Items from an interface collection
<<<<

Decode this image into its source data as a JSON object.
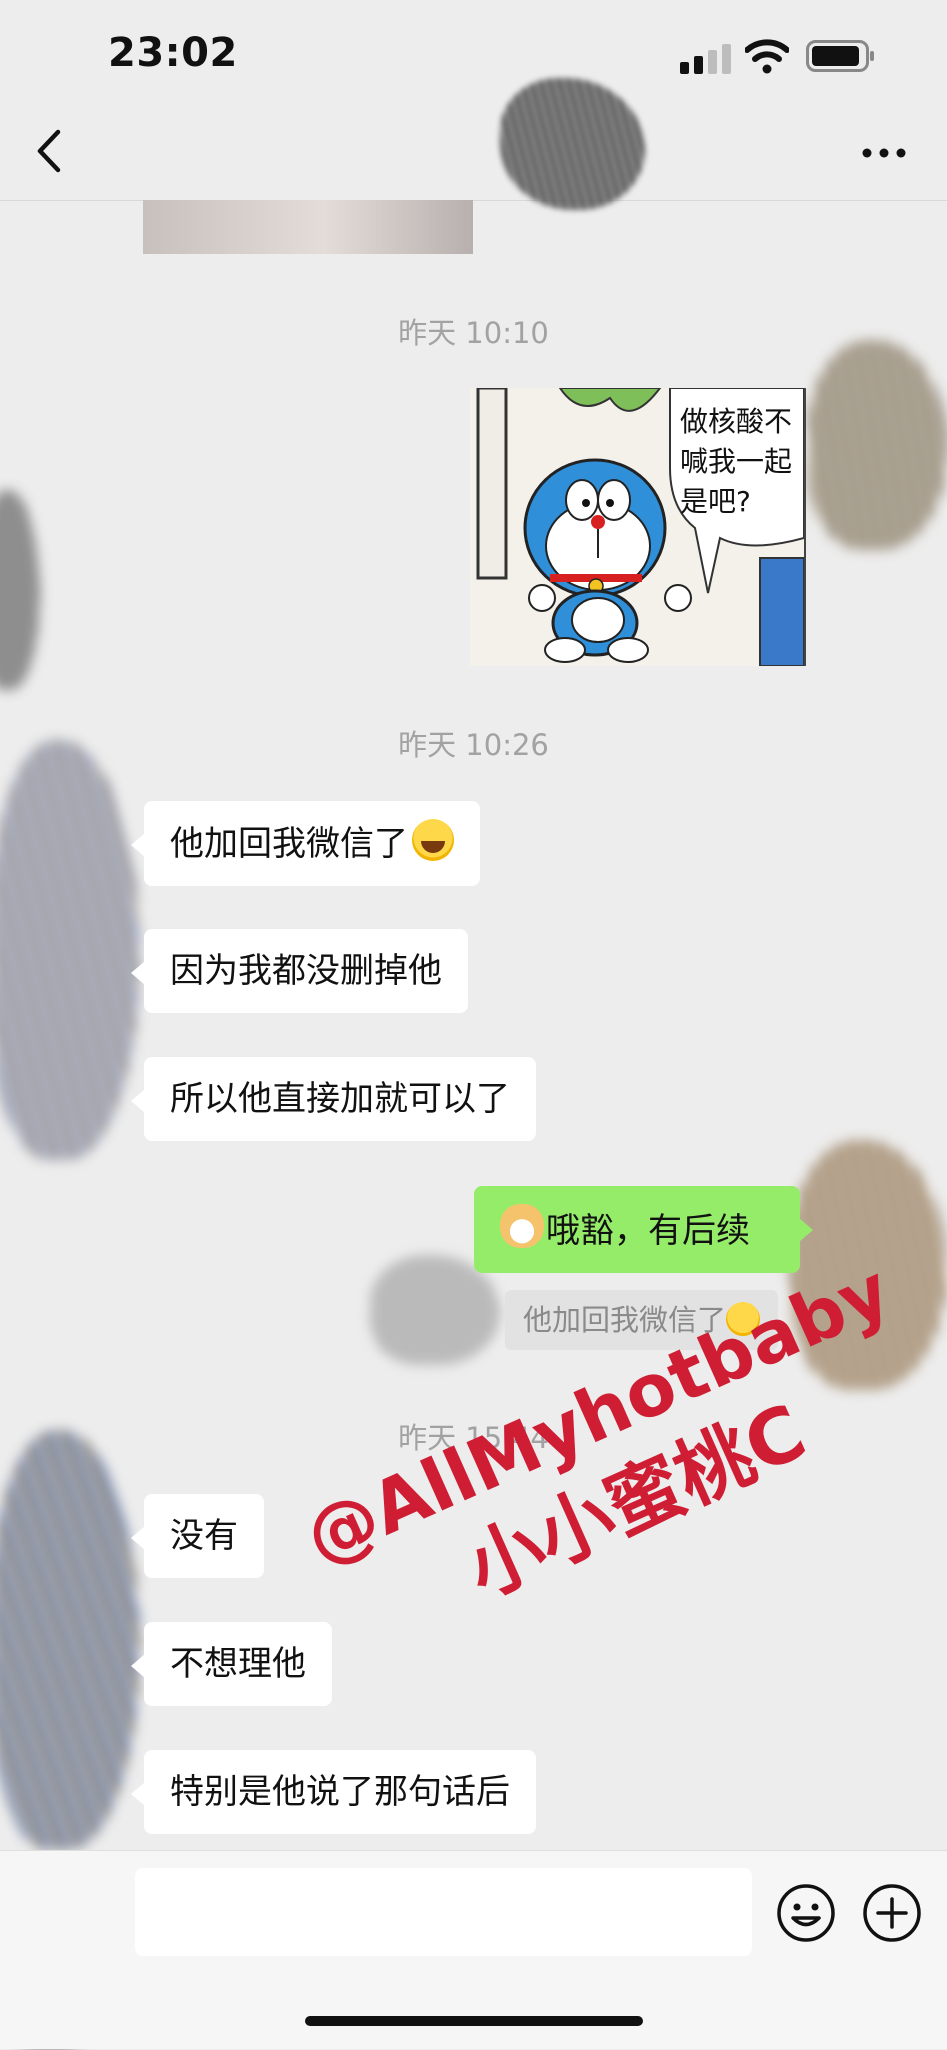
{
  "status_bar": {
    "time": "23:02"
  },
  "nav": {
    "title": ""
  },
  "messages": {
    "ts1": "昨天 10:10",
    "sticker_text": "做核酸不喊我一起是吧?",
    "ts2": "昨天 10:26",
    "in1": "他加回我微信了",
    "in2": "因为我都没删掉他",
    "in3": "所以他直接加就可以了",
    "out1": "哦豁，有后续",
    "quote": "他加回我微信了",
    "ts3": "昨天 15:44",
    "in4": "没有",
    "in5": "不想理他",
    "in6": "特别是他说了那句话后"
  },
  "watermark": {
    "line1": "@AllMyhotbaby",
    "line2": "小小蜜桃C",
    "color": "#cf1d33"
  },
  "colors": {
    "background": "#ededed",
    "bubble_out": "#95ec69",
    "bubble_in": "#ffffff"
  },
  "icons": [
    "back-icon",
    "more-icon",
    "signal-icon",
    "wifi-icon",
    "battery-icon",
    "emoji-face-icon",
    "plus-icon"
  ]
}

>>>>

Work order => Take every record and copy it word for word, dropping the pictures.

Problem solution =>
Decode this image into its source data as a JSON object.
{
  "status_bar": {
    "time": "23:02"
  },
  "nav": {
    "title": ""
  },
  "messages": {
    "ts1": "昨天 10:10",
    "sticker_text": "做核酸不喊我一起是吧?",
    "ts2": "昨天 10:26",
    "in1": "他加回我微信了",
    "in2": "因为我都没删掉他",
    "in3": "所以他直接加就可以了",
    "out1": "哦豁，有后续",
    "quote": "他加回我微信了",
    "ts3": "昨天 15:44",
    "in4": "没有",
    "in5": "不想理他",
    "in6": "特别是他说了那句话后"
  },
  "watermark": {
    "line1": "@AllMyhotbaby",
    "line2": "小小蜜桃C",
    "color": "#cf1d33"
  },
  "colors": {
    "background": "#ededed",
    "bubble_out": "#95ec69",
    "bubble_in": "#ffffff"
  },
  "icons": [
    "back-icon",
    "more-icon",
    "signal-icon",
    "wifi-icon",
    "battery-icon",
    "emoji-face-icon",
    "plus-icon"
  ]
}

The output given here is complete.